I went to a talk and workshop by Jill Gibbon last week. She talked about her PhD and the relationship between theory and practice. For her theory was a way to solve problems in her practice. She was in Russia drawing people on the streets selling whatever they could get their hands on, and a woman came up to her as asked ‘What are you doing?’, when she’d had it translated she thought, what am I doing? What is my role here? Observing people who are desperate and yet being paid more money that they get in a month.
Her PhD is about war art and the eye-witness account. She develops this into the ‘radical witness’ who is present in order to change things. So instead of staying outside to get a good ‘view’, she is involved in the protest as an activist, and draws from within.
I found this interesting in terms of view point, and the way that De Certeau discusses the view from a tall building and from street level, but also in terms of being part of your own research. The researcher as part of what is being observed. Can the idea of being an eye-witness, be translated into being a physical/body-witness, – in the same way that you do ‘body storming’ as well as ‘brain storming’.

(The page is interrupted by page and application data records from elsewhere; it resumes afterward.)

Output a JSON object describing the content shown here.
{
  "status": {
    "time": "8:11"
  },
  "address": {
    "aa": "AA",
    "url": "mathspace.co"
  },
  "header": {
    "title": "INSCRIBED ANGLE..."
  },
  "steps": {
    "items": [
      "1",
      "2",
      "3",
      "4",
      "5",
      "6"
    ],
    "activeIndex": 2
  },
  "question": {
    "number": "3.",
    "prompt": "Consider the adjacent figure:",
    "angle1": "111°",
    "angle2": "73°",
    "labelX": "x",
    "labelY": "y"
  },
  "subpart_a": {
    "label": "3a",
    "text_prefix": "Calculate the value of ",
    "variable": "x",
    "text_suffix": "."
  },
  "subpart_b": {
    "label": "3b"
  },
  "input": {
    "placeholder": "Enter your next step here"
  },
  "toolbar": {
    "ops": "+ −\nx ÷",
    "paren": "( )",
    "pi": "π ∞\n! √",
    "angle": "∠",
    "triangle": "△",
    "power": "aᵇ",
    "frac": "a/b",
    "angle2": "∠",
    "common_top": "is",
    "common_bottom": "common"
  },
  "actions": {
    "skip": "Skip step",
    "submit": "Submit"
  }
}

In the discussion we talked about practice, and knowledge gained through practice rather than theory. My practice is usually very fragmented and project management-y, and although I do learn embodied things from that process, its not a physical embodiment in the way that theory i’m looking at describes it. What my practice is lacking is a regular embodied engagement such as regular walking, walking with people, walking meetings.